Some hour or so after you leave Georgia, you reach Perry, Florida. This Florida Panhandle city is just 1/2 hour from this Butterfly Bust-Out destination: Big Bend Wildlife Management Area. One visit there is just not enough.
Four days there earned more Wows! and OMG’s! then almost any other destination I’ve touched ( Exceptions: The Butterflies & Blooms in the Briar Patch Habitat in Eatonton, Georgia and just weeks ago, Adams County in very southern Ohio).
At Big Bend, shown here, I didn’t just see one or two of these Palamedes Swallowtail butterflies, I saw dozens of them. These thistles shown too here were tall, robust and singing their rich color. The skippers were new to me, the Georgia Satyrs shyly came out to greet, Monarchs flew, Zebra Swallowtails showed up, all this and more. The zinger was that I had come, and had to go, before the Liatris opened to peak bloom. That article in the NABA magazine, under the new feature: Destinations, teased, sharing that you really, really wanted to be there when those thousands of Gayfeather blooms (Liatris) bugled to butterflies far and wide in that first week of September.
Won’t you agree here, that these BiG Palamedes, flying in squadrons, almost, make quite an airshow?
Early September in Big Bend, not too far into Florida, yet far enough to savor Florida’s butterfly riches.
A good thing to see. Healthy Common Blue butterflies locked together on a trail in the Ramat Hanadiv reserve, just a shout and one-half from the baby blue Mediterranean Sea. It was March 2016, and following a moist enough Middle Eastern winter, these Israeli Polyomattus icarus juno butterflies were fulfilling the life’s mission for a normal Blue butterfly: Find a very suitable mate, and generate a new generation of Healthy Common blues.
He on the left, she on the right. Jeff there too, pleased with another boost to a very Good morning on a very productive trail.
Jeff who has completed his teaching, his real estate saga, and who daily Thanks G-d for enabling him to see the beauty, rich color and everyday meaning of this Amazing World.
Rain fell during the winter months in southcentral Arizona. Media reports forecasting potentially spectacular wildflower phenomena in March and April triggered good memories of stalking butterflies in the cs of White Mountains Regional Park. The park is just 30 minutes from my family in Sun City West, Arizona, so I pushed the “Go” button and booked my flight.
What beauty awaited me!. Wildflowers were everywhere, carpeting the hills, mountains and arroyos. Colors were rich, blanketing everything in every direction. This image represents the vivid contrasts presented in those arroyos – the stark, rich hues against rock with dramatic, eye-popping personality.
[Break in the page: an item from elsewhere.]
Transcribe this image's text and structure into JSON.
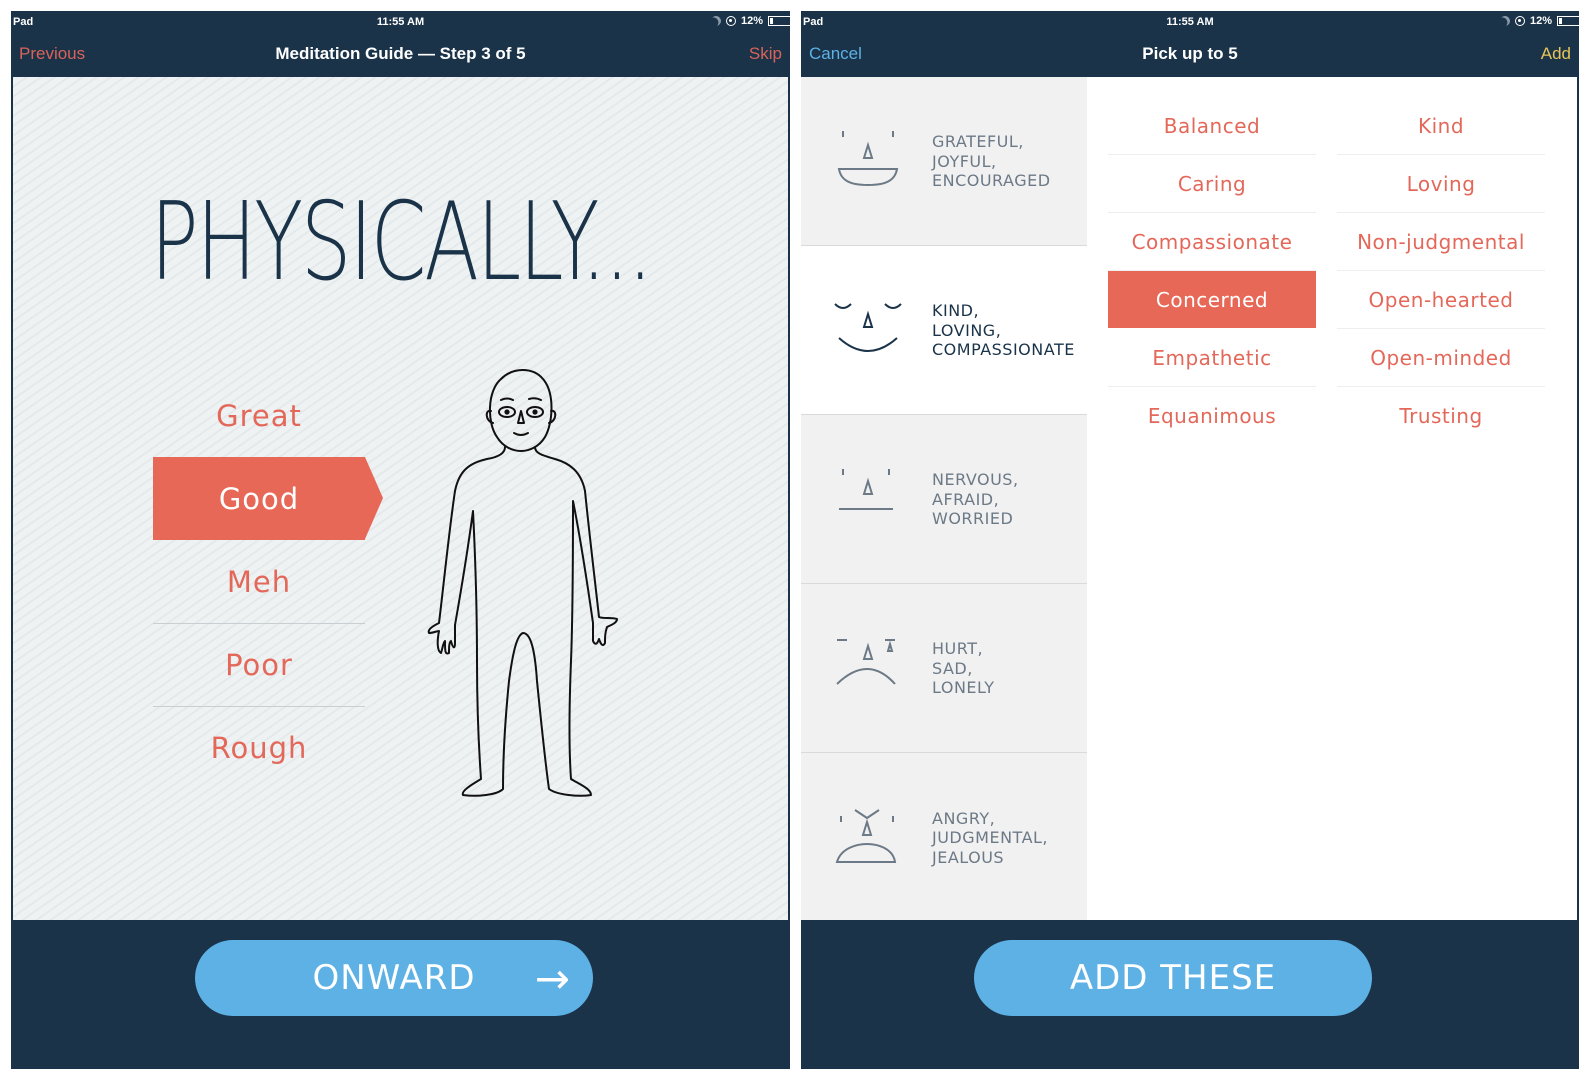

The butterflies were out and about. Yes, they were flying and drinking nectar with glee! But this time they had to share my attention with the wildflowers and infinite 360 degree panorama.
In southern Arizona, be mindful of the heat. Get there at 6:30 AM and leave NLT 10:00 AM.
- Attracts Butterflies & Bees (pauldroach.wordpress.com)